The current policy allows students to appeal to receive financial aid for a ninth semester or more. The student must submit an application to appeal, and Academic Advising then determines the number of credits required to graduate. Courses not required for their degree are excluded when determining their financial aid eligibility.
Communication Associate Professor Emily Langan ‘94 said that Wheaton’s increased enforcement of aid requirements stemmed from the direction of Krusemark, the new registrar. Krusemark was the registrar at Bethel University in Saint Paul, Minn. before coming to Wheaton.
“I don’t know why [the change] was not on everybody’s radar, but I know a part of that was a switch in the registrar,” said Langan. “The new registrar implemented Title IV at the institution she was at before Wheaton, so she was familiar with how it’s done. Part of it is also that the tracking in the software programs have changed to internally track the credits and where credits are spent.”
CPOS aims to give further warning to students at risk for losing their federal aid. Currently, when SFS becomes aware that a student is taking more than 6 hours that do not go towards their one degree, SFS adjusts the aid accordingly. Once fully implemented, the system will identify situations where a student’s course load fails to meet the 12 credit hour requirement and notify them.
“Careful planning of course sequencing is important, so students should work closely with Academic Advising,” said Belling.
Many students with financial aid still do not understand the scheduling requirements and were not formally notified of the College’s increased scrutiny of their course load.
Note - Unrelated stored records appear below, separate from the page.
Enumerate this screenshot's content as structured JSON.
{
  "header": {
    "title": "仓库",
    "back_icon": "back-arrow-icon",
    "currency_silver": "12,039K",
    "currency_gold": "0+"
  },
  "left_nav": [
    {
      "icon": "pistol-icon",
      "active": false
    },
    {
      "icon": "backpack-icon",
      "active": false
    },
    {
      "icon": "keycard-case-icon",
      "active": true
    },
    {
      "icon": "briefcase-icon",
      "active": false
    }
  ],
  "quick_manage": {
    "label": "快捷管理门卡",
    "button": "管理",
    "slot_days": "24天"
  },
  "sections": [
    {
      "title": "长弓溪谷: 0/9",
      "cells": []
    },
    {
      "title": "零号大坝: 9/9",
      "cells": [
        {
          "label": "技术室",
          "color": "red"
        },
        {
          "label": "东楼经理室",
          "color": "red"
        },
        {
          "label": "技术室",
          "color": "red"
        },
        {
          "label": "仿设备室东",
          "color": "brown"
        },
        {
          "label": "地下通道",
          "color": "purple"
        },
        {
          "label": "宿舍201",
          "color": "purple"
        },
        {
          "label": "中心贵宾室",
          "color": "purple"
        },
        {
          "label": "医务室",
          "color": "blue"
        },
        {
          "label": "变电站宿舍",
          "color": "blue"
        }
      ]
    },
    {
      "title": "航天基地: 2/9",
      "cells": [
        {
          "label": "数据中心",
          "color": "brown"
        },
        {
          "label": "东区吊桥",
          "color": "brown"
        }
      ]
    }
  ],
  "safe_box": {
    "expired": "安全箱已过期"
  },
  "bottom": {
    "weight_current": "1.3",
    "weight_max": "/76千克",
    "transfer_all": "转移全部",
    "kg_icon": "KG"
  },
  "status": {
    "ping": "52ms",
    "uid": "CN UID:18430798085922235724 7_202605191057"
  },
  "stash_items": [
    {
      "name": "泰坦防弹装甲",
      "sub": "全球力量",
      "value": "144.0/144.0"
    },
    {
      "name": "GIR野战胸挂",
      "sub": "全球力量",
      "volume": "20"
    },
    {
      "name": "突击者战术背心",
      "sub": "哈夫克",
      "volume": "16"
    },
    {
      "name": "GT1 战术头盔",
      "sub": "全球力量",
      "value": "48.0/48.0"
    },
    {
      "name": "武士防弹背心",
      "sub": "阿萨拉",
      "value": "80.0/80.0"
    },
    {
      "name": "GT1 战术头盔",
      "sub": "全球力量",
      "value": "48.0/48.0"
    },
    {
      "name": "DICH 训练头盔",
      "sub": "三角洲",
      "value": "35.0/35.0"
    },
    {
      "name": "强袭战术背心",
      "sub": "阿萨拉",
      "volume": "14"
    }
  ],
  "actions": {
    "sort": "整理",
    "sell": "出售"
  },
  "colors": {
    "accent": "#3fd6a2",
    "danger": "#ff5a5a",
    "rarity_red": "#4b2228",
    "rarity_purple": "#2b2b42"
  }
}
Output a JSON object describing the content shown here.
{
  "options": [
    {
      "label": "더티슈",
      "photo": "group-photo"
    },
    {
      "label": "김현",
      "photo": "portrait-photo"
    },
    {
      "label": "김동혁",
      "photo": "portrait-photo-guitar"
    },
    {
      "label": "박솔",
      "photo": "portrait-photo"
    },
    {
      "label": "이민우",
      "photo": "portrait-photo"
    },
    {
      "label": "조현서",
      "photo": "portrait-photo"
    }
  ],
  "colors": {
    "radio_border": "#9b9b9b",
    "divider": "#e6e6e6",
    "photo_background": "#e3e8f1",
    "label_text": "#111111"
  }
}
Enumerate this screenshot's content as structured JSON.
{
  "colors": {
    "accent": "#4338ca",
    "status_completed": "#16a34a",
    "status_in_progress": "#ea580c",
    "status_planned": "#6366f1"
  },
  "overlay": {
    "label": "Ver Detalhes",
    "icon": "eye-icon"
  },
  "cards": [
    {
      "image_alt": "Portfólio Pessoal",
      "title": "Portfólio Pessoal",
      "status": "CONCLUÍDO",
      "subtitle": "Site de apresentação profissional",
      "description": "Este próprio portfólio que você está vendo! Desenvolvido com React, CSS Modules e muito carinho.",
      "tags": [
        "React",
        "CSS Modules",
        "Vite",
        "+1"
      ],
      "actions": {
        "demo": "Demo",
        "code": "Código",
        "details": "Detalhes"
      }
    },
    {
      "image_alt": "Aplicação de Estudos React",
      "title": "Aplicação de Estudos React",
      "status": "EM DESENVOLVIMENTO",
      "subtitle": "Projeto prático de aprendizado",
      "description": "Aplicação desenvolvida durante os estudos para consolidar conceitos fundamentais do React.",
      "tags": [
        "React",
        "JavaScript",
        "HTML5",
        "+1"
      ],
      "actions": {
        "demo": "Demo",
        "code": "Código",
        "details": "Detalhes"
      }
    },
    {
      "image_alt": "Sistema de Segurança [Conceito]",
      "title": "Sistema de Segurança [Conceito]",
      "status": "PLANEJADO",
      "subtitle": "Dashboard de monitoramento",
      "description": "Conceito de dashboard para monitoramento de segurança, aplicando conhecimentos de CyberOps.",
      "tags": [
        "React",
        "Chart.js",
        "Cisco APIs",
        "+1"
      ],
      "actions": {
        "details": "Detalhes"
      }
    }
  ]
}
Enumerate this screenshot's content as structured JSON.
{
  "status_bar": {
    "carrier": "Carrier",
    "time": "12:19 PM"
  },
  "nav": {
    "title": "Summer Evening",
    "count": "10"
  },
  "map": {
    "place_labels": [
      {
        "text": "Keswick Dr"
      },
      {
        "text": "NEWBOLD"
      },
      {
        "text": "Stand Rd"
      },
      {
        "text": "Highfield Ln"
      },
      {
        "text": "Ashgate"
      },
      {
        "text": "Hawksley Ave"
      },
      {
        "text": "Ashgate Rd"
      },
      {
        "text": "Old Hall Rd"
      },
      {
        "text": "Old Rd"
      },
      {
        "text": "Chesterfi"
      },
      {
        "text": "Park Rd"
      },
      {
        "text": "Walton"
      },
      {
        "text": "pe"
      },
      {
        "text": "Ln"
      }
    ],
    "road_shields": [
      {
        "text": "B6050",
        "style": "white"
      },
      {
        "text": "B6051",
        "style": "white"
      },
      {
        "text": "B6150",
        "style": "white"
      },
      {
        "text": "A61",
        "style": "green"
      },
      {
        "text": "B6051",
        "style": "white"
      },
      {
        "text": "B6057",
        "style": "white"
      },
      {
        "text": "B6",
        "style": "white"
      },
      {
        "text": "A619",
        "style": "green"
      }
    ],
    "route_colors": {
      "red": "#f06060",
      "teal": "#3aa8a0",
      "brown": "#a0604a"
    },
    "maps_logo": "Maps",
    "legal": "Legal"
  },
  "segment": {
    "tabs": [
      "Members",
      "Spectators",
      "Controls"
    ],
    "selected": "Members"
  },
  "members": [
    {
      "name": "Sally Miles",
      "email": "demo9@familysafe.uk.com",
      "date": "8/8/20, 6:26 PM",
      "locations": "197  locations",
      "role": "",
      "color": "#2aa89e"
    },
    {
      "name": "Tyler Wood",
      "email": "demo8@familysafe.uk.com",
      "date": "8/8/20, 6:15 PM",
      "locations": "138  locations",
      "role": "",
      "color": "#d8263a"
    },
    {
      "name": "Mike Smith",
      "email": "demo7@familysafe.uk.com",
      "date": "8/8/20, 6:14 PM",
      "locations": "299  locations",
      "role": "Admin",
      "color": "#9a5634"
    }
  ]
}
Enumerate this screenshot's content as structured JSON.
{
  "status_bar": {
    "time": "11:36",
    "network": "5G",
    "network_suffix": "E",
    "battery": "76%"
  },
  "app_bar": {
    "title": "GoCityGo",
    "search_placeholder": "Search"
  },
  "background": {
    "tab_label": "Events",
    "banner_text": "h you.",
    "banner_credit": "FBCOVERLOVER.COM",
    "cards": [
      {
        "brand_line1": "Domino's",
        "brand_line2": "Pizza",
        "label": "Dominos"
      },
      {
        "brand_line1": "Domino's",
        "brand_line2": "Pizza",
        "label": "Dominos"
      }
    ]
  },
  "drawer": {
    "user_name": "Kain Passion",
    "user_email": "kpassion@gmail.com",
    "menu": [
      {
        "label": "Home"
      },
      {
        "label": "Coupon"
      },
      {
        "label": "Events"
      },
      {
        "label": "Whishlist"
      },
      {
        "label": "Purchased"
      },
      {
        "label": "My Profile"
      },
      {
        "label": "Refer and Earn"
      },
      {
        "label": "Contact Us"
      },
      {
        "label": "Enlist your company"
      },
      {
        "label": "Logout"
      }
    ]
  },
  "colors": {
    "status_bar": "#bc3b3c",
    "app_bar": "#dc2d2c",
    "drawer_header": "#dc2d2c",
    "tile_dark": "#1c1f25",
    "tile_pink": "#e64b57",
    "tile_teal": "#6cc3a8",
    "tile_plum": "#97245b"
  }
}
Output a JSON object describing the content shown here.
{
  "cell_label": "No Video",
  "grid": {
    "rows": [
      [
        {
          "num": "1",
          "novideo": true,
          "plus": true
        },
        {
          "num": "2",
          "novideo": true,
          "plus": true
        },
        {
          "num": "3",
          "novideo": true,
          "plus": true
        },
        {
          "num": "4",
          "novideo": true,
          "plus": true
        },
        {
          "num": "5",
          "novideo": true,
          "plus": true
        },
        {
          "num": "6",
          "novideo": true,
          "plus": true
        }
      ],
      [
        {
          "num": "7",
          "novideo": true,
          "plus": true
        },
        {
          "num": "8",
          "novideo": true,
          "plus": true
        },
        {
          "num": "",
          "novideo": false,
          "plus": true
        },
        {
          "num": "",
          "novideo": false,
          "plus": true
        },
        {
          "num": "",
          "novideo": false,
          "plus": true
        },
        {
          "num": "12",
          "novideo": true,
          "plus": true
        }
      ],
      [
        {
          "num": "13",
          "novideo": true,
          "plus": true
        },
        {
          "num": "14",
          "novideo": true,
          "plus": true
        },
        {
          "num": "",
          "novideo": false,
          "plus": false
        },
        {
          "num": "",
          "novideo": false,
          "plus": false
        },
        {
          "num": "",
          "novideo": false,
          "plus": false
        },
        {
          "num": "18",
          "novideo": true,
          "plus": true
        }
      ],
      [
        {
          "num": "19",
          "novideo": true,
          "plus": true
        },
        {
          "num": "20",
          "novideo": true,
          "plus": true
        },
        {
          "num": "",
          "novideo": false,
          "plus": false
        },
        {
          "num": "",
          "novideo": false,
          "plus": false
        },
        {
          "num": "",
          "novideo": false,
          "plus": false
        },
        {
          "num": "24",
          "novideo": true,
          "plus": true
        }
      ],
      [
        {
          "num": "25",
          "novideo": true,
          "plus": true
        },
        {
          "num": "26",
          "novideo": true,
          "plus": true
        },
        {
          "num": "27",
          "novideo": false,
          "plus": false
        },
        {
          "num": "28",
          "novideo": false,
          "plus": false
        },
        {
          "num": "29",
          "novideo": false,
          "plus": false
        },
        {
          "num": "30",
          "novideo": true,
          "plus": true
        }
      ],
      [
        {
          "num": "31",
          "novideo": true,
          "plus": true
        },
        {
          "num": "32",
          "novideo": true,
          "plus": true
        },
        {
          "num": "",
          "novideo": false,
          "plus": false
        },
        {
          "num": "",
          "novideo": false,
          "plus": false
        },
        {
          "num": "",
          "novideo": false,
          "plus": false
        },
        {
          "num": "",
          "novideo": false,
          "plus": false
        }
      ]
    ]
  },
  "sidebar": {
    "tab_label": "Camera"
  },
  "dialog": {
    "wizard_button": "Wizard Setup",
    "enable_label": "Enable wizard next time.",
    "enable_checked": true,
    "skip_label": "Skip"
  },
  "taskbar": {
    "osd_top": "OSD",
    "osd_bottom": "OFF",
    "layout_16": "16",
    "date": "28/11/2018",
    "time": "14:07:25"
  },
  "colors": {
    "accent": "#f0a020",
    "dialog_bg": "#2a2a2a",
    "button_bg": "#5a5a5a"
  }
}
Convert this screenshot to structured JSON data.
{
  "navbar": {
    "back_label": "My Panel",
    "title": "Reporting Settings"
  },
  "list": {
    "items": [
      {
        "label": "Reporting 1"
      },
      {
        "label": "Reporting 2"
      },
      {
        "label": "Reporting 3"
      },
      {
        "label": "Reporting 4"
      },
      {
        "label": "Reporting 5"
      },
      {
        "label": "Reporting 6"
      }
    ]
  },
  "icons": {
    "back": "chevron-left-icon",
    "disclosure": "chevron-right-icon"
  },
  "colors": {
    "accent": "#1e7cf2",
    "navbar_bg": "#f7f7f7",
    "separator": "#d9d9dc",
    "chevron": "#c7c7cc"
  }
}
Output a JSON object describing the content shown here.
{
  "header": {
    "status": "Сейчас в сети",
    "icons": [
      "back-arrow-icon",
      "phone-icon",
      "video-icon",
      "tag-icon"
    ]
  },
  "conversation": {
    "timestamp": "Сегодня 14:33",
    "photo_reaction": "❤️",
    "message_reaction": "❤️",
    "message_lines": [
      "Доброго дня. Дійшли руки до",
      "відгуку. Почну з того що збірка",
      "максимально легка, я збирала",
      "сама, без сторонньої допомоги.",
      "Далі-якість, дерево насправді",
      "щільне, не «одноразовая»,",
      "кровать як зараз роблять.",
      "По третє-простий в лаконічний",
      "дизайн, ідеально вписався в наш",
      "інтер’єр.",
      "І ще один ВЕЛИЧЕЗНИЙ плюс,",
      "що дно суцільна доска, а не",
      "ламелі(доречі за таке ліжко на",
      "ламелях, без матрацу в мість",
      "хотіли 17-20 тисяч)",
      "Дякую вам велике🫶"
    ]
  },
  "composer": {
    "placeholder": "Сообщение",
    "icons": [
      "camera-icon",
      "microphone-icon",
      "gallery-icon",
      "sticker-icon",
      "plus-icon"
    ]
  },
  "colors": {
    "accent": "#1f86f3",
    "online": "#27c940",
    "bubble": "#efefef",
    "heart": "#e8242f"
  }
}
Weslie Wilkin, a freshman political science major who receives financial aid, was not aware of the importance of scheduling her classes “until I saw the interview [invitation from the Record] and did research on it.”
Wilkin explained that after researching the situation, the Title IV rules have caused her a lot of stress when considering which courses to take each semester.
“I pay for my own education,” said Wilkin. “My parents aren’t assisting with anything so financial aid is why I’m here. Having it for only one major puts a lot of strain on what I can do. It puts a lot more stress on my time here rather than being able to explore and do different things, like getting a minor or certificate.”
Jeremy Cook, an associate professor of economics who witnessed these frustrations first-hand while advising students, said he thought the increased enforcement could have been implemented better.
“Advisors and students need to be made aware of this technicality so we can prepare students as they are taking classes to account for that and maybe space out their degree requirements farther out,” said Cook.
Cook believes students that receive financial aid should be explicitly notified of the rule so they can best plan their course load.
“Students have worked pretty hard to fulfill all the requirements for their major and gen-eds so they can take classes and explore different areas and disciplines in liberal arts,” said Cook. “[The requirement] puts them at a disadvantage because now the rug has been pulled out right under them in terms of what they can do.”